2008 has been a reasonable year for TaiwanÆs Labour Pension Fund. While investors across the globe are feeling the market downturn, the fund has reported a 9.18% growth for its domestic equities portfolio and a 5.18% gain for its overseas equities portfolio for the first half of the year.

Buoyed by its success, Labour Pension Fund vice general director Lee Su-zhu, says its investment committee is looking to outsource two more batches of mandates to external asset managers in the second half of this year. This will be in addition the $1.5 billion outsourced in May. Templeton, AllianceBernstein, Newton and Goldman Sachs Asset Management were the winners of the previous round of bidding.

Lee says the fund is trying to grapple with the potential impact of rising inflation û which it sees as its main priority and the biggest challenge to its long-term objectives û and the continued uncertainties in global economic and financial outlooks.

According to the latest estimates from the Executive Yuan (TaiwanÆs executive branch of government), inflation rose 3.88% in the first half of this year.

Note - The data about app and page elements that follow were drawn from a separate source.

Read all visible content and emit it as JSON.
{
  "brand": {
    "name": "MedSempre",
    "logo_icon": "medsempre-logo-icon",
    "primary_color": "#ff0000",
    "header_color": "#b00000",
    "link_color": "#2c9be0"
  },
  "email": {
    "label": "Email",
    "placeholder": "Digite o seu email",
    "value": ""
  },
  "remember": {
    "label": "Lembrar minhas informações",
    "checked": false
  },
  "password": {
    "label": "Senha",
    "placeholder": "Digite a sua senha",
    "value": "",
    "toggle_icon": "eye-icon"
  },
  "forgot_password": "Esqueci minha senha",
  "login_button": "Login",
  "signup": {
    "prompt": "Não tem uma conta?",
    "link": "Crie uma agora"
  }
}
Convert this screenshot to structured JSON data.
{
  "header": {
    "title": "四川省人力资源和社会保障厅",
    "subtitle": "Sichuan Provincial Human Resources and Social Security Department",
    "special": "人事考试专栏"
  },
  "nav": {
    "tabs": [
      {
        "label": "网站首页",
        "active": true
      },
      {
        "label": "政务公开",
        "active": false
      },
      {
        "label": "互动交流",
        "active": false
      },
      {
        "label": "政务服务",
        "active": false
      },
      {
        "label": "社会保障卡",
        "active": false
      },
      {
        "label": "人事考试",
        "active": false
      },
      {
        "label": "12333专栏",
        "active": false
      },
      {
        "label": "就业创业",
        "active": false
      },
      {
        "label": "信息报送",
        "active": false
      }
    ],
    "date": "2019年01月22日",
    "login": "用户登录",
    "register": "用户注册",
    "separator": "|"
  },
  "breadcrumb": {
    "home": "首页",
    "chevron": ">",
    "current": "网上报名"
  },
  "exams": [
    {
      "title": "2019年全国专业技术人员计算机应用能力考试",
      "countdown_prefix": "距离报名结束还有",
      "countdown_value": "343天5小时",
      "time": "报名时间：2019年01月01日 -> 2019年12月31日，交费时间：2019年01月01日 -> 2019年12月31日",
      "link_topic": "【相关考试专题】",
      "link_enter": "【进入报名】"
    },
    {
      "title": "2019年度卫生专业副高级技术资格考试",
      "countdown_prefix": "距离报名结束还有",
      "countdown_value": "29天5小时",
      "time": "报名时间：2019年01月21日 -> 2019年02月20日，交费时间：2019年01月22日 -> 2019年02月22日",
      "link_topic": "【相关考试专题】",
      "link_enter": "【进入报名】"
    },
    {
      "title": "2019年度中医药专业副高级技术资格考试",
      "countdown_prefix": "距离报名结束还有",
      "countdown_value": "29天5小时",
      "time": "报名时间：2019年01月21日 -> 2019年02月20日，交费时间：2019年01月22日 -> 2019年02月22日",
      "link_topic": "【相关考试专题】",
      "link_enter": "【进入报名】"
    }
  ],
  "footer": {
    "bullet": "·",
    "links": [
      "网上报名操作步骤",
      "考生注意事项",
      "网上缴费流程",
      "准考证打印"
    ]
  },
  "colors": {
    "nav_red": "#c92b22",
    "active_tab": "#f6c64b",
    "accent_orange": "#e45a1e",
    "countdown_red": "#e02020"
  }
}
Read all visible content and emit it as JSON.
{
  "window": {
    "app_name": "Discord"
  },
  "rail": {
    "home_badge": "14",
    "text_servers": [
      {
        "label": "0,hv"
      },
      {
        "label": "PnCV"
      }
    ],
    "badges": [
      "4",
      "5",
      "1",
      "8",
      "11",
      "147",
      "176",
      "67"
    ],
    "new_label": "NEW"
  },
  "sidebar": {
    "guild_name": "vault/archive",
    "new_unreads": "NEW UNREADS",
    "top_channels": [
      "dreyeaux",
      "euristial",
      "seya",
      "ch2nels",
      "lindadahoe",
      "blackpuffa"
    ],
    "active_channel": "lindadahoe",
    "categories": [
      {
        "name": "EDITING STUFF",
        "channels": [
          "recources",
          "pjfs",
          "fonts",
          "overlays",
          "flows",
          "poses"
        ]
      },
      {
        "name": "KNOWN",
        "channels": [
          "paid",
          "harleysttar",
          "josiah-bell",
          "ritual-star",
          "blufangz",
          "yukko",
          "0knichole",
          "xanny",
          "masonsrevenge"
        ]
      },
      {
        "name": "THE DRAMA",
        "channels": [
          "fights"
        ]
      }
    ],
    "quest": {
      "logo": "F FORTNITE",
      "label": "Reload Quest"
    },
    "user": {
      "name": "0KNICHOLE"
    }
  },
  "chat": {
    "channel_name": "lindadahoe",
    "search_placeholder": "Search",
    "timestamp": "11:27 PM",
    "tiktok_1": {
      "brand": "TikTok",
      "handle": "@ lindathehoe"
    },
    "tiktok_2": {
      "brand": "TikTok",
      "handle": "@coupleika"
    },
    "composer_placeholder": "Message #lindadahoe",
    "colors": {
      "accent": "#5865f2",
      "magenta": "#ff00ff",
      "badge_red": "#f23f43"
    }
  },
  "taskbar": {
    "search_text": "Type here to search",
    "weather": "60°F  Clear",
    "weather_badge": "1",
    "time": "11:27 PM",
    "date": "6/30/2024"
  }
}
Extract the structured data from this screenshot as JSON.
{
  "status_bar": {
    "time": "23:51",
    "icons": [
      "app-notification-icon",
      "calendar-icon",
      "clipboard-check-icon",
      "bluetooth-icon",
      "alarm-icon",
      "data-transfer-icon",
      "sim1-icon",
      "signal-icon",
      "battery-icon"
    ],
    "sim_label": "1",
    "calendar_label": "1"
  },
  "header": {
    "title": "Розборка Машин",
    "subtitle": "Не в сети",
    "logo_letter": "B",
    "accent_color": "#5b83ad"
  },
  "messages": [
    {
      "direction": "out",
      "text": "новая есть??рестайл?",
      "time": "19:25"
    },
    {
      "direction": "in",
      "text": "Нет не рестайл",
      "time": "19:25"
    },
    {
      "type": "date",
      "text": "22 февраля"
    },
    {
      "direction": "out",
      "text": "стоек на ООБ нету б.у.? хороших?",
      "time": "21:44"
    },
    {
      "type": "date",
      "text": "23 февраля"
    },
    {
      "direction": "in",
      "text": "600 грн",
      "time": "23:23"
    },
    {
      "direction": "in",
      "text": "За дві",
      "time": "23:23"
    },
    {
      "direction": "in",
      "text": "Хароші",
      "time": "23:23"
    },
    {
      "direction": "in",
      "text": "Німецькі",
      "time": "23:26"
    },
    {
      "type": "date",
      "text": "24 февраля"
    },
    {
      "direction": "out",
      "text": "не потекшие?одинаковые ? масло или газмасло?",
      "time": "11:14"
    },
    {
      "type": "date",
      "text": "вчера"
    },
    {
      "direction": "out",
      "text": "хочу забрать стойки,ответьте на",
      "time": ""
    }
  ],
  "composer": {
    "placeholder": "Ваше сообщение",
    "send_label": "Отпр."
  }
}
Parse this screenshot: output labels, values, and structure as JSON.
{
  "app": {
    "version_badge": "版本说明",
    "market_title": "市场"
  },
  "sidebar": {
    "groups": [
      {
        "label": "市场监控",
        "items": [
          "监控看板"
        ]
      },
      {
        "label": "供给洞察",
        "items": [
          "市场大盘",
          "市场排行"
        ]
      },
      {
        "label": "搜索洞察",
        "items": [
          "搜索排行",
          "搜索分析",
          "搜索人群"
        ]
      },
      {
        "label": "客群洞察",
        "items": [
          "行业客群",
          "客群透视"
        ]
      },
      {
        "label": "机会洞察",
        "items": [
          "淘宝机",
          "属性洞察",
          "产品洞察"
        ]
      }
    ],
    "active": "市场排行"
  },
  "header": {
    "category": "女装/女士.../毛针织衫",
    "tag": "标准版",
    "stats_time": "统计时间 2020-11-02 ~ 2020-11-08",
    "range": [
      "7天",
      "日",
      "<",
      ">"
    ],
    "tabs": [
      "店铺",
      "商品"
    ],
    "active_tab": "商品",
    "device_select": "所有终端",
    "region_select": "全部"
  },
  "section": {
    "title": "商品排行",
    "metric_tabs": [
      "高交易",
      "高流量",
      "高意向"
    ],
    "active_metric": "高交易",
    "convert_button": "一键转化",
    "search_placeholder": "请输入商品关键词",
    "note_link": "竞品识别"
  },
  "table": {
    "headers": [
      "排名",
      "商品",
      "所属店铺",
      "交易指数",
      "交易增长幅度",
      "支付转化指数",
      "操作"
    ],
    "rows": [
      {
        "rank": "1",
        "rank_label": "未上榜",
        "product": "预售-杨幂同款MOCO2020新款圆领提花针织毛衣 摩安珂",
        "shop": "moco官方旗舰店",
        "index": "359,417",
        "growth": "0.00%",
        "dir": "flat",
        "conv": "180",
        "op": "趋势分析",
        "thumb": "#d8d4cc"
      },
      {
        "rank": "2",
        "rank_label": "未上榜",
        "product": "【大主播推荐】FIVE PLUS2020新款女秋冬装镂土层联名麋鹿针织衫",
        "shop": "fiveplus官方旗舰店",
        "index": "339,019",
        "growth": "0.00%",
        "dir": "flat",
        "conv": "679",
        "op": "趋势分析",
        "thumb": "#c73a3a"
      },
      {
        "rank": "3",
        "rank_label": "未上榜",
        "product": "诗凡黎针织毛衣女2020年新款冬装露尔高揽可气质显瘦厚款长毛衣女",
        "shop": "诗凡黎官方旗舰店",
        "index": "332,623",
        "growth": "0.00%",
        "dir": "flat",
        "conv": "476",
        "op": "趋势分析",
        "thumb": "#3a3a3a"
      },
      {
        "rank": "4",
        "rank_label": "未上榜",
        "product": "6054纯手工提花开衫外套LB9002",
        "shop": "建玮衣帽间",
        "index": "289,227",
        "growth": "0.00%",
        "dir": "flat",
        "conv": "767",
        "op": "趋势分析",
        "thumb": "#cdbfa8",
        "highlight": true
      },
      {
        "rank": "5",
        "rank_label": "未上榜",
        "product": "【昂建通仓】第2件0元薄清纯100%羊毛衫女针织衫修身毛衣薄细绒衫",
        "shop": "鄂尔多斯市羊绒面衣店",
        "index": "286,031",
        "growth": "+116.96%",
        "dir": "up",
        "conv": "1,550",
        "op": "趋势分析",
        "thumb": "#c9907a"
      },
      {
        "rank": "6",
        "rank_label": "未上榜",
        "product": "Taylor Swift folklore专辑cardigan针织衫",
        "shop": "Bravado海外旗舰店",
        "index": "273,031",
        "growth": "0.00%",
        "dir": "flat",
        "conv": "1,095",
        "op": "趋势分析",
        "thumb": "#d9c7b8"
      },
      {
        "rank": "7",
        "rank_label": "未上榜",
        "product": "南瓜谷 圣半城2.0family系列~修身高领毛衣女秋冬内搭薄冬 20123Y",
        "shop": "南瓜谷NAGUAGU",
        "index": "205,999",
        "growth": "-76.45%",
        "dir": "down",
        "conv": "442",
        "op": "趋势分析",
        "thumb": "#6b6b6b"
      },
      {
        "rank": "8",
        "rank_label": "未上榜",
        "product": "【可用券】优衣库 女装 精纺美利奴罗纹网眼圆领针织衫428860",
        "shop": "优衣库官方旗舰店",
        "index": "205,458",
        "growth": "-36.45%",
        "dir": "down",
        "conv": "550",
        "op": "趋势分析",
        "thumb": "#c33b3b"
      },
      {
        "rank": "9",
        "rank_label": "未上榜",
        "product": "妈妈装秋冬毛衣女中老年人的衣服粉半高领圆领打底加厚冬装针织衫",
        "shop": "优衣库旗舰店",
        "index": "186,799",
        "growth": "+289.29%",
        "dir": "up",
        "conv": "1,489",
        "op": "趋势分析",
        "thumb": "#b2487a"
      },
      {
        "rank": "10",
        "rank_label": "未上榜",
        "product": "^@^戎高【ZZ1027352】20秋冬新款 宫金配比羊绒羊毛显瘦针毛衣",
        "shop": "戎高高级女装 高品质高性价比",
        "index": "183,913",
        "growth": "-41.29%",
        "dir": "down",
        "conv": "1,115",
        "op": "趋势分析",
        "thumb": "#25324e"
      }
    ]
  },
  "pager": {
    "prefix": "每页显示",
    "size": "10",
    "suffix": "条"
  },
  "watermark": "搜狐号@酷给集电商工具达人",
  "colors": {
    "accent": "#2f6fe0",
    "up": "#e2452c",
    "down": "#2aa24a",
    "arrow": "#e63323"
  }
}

The country has also recorded a sharp increase in wholesale prices, which jumped by 8.36% over the same period. The Executive Yuan forecasts inflation for the whole year to grow by 3.29%; while wholesale prices are expected to rise 5.93%.

Lee says the fund needs external help to reposition its asset allocation for the longer term. At present, 40% of the fundÆs assets are allocated to equities while the rest is allocated to international and domestic fixed income products. The outlook for global fixed income isnÆt favourable, she notes, as most central banks are still tightening monetary policy to combat inflation. She believes the continued inflationary pressure across the region will be a drag to its bond portfolio and that negative real returns are increasingly a possibility.

The fund is finding ways to diversify its allocations within fixed income, Lee says. It is considering moving away from a fixed-rate-focused allocation to a higher exposure in floating-rate products. The committee is also mulling the idea of adopting guaranteed notes or Treasury Inflation-Protected Securities-related products for the longer term.

Meanwhile, Lee says the fund is looking to bolster its internal asset modelling system. The fund is introducing a new state-of-the-art asset management system next year, she says, that will ease some of the asset allocation decision-making pressure from the investment team and help it put capital into more flexible use.

The fund had a total asset size of $15.32 billion under its defined-benefit old system prior to reforms implemented in 2005. Since the implementation of the new system, it has accumulated $8.9 billion in new assets.

As of July 22, the fundÆs outsourced investments were valued at $3.98 billion, of which $1.72 billion was sourced from its previous defined benefit system and its new system of defined contributions.